[How to complete this task] Retype every record exactly. Leave the pictures out.

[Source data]

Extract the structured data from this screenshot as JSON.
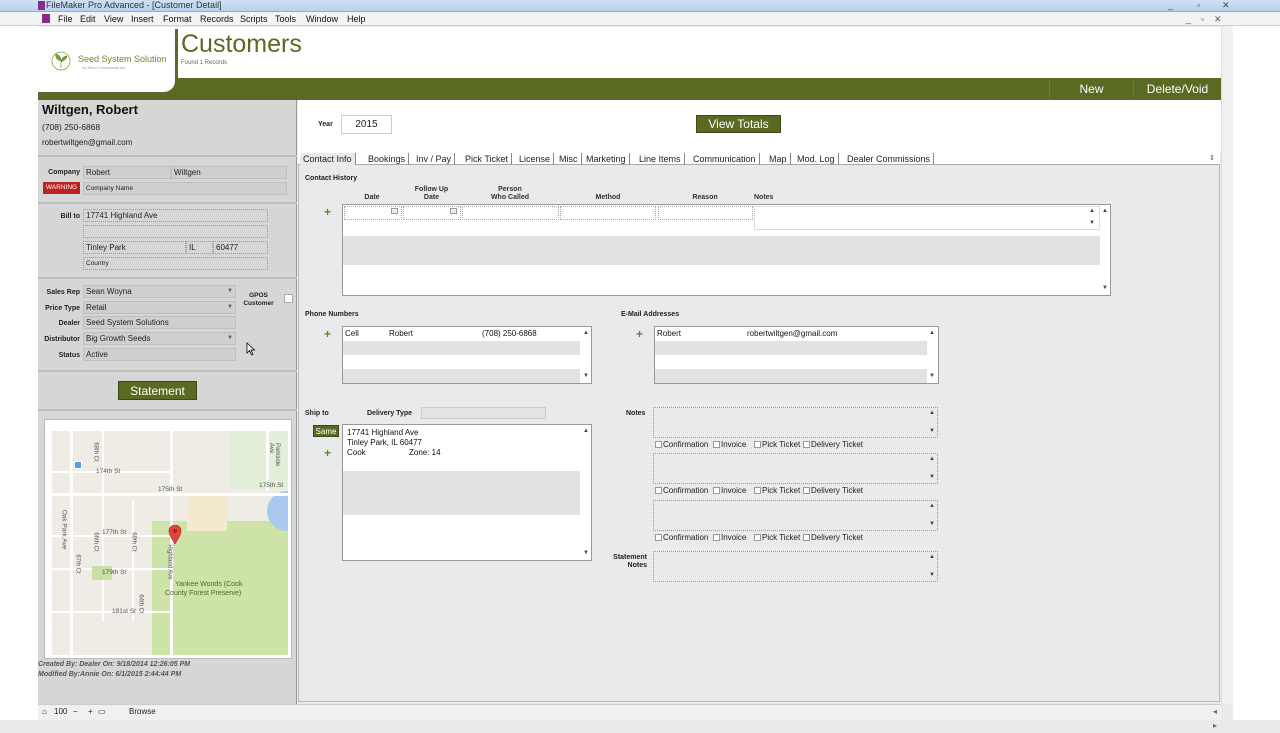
{
  "window": {
    "title": "FileMaker Pro Advanced - [Customer Detail]",
    "controls": [
      "_",
      "▫",
      "✕"
    ],
    "inner_controls": [
      "_",
      "▫",
      "✕"
    ]
  },
  "menu": [
    "File",
    "Edit",
    "View",
    "Insert",
    "Format",
    "Records",
    "Scripts",
    "Tools",
    "Window",
    "Help"
  ],
  "header": {
    "logo_text": "Seed System Solution",
    "logo_sub": "by Seed Consultants Inc.",
    "title": "Customers",
    "found": "Found 1 Records",
    "new_label": "New",
    "delete_label": "Delete/Void"
  },
  "customer": {
    "name": "Wiltgen, Robert",
    "phone": "(708) 250-6868",
    "email": "robertwiltgen@gmail.com",
    "company_label": "Company",
    "first": "Robert",
    "last": "Wiltgen",
    "warning": "WARNING",
    "company_name_placeholder": "Company Name",
    "billto_label": "Bill to",
    "address1": "17741 Highland Ave",
    "city": "Tinley Park",
    "state": "IL",
    "zip": "60477",
    "country_placeholder": "Country",
    "sales_rep_label": "Sales Rep",
    "sales_rep": "Sean Woyna",
    "price_type_label": "Price Type",
    "price_type": "Retail",
    "dealer_label": "Dealer",
    "dealer": "Seed System Solutions",
    "distributor_label": "Distributor",
    "distributor": "Big Growth Seeds",
    "status_label": "Status",
    "status": "Active",
    "gpos_label": "GPOS",
    "gpos_label2": "Customer",
    "statement_label": "Statement",
    "created": "Created By: Dealer On: 9/18/2014 12:26:05 PM",
    "modified": "Modified By:Annie On: 6/1/2015 2:44:44 PM"
  },
  "map": {
    "labels": [
      "174th St",
      "175th St",
      "175th St",
      "177th St",
      "179th St",
      "181st St",
      "Oak Park Ave",
      "67th Ct",
      "68th Ct",
      "66th Ct",
      "68th Ct",
      "64th Ct",
      "Highland Ave",
      "Parkside Ave",
      "Yankee Woods (Cook",
      "County Forest Preserve)"
    ]
  },
  "main": {
    "year_label": "Year",
    "year": "2015",
    "view_totals": "View Totals",
    "tabs": [
      "Contact Info",
      "Bookings",
      "Inv / Pay",
      "Pick Ticket",
      "License",
      "Misc",
      "Marketing",
      "Line Items",
      "Communication",
      "Map",
      "Mod. Log",
      "Dealer Commissions"
    ],
    "contact_history": "Contact History",
    "ch_cols": {
      "date": "Date",
      "followup1": "Follow Up",
      "followup2": "Date",
      "person1": "Person",
      "person2": "Who Called",
      "method": "Method",
      "reason": "Reason",
      "notes": "Notes"
    },
    "phone_numbers": "Phone Numbers",
    "phone_row": {
      "type": "Cell",
      "name": "Robert",
      "number": "(708) 250-6868"
    },
    "email_addresses": "E-Mail Addresses",
    "email_row": {
      "name": "Robert",
      "email": "robertwiltgen@gmail.com"
    },
    "ship_to": "Ship to",
    "delivery_type": "Delivery Type",
    "same": "Same",
    "ship_line1": "17741 Highland Ave",
    "ship_line2": "Tinley Park, IL 60477",
    "ship_county": "Cook",
    "ship_zone": "Zone:  14",
    "notes_label": "Notes",
    "chk_confirmation": "Confirmation",
    "chk_invoice": "Invoice",
    "chk_pick": "Pick Ticket",
    "chk_delivery": "Delivery Ticket",
    "statement_notes1": "Statement",
    "statement_notes2": "Notes"
  },
  "status": {
    "zoom": "100",
    "mode": "Browse"
  }
}
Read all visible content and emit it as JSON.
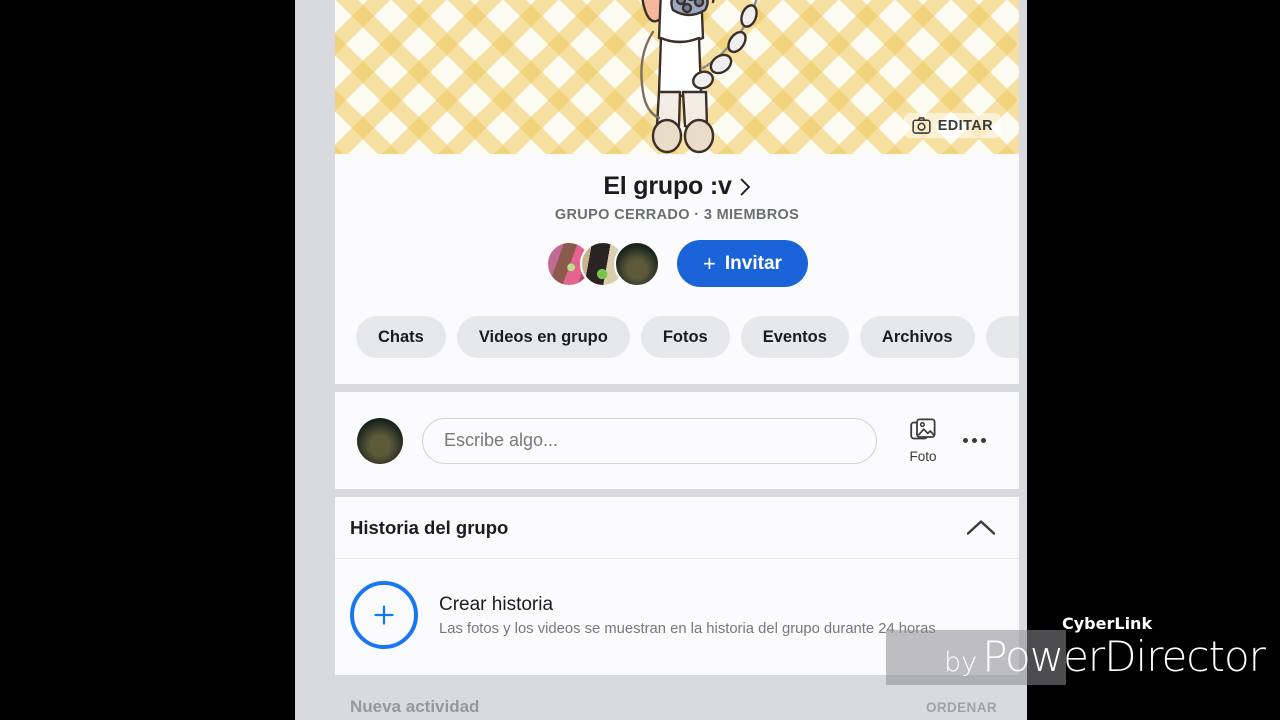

[Written response]
Extract the structured data from this screenshot as JSON.
{
  "window": {
    "title": "FileMaker Pro Advanced - [Customer Detail]",
    "controls": [
      "_",
      "▫",
      "✕"
    ],
    "inner_controls": [
      "_",
      "▫",
      "✕"
    ]
  },
  "menu": [
    "File",
    "Edit",
    "View",
    "Insert",
    "Format",
    "Records",
    "Scripts",
    "Tools",
    "Window",
    "Help"
  ],
  "header": {
    "logo_text": "Seed System Solution",
    "logo_sub": "by Seed Consultants Inc.",
    "title": "Customers",
    "found": "Found 1 Records",
    "new_label": "New",
    "delete_label": "Delete/Void"
  },
  "customer": {
    "name": "Wiltgen, Robert",
    "phone": "(708) 250-6868",
    "email": "robertwiltgen@gmail.com",
    "company_label": "Company",
    "first": "Robert",
    "last": "Wiltgen",
    "warning": "WARNING",
    "company_name_placeholder": "Company Name",
    "billto_label": "Bill to",
    "address1": "17741 Highland Ave",
    "city": "Tinley Park",
    "state": "IL",
    "zip": "60477",
    "country_placeholder": "Country",
    "sales_rep_label": "Sales Rep",
    "sales_rep": "Sean Woyna",
    "price_type_label": "Price Type",
    "price_type": "Retail",
    "dealer_label": "Dealer",
    "dealer": "Seed System Solutions",
    "distributor_label": "Distributor",
    "distributor": "Big Growth Seeds",
    "status_label": "Status",
    "status": "Active",
    "gpos_label": "GPOS",
    "gpos_label2": "Customer",
    "statement_label": "Statement",
    "created": "Created By: Dealer On: 9/18/2014 12:26:05 PM",
    "modified": "Modified By:Annie On: 6/1/2015 2:44:44 PM"
  },
  "map": {
    "labels": [
      "174th St",
      "175th St",
      "175th St",
      "177th St",
      "179th St",
      "181st St",
      "Oak Park Ave",
      "67th Ct",
      "68th Ct",
      "66th Ct",
      "68th Ct",
      "64th Ct",
      "Highland Ave",
      "Parkside Ave",
      "Yankee Woods (Cook",
      "County Forest Preserve)"
    ]
  },
  "main": {
    "year_label": "Year",
    "year": "2015",
    "view_totals": "View Totals",
    "tabs": [
      "Contact Info",
      "Bookings",
      "Inv / Pay",
      "Pick Ticket",
      "License",
      "Misc",
      "Marketing",
      "Line Items",
      "Communication",
      "Map",
      "Mod. Log",
      "Dealer Commissions"
    ],
    "contact_history": "Contact History",
    "ch_cols": {
      "date": "Date",
      "followup1": "Follow Up",
      "followup2": "Date",
      "person1": "Person",
      "person2": "Who Called",
      "method": "Method",
      "reason": "Reason",
      "notes": "Notes"
    },
    "phone_numbers": "Phone Numbers",
    "phone_row": {
      "type": "Cell",
      "name": "Robert",
      "number": "(708) 250-6868"
    },
    "email_addresses": "E-Mail Addresses",
    "email_row": {
      "name": "Robert",
      "email": "robertwiltgen@gmail.com"
    },
    "ship_to": "Ship to",
    "delivery_type": "Delivery Type",
    "same": "Same",
    "ship_line1": "17741 Highland Ave",
    "ship_line2": "Tinley Park, IL 60477",
    "ship_county": "Cook",
    "ship_zone": "Zone:  14",
    "notes_label": "Notes",
    "chk_confirmation": "Confirmation",
    "chk_invoice": "Invoice",
    "chk_pick": "Pick Ticket",
    "chk_delivery": "Delivery Ticket",
    "statement_notes1": "Statement",
    "statement_notes2": "Notes"
  },
  "status": {
    "zoom": "100",
    "mode": "Browse"
  }
}
Read all visible content and emit it as JSON.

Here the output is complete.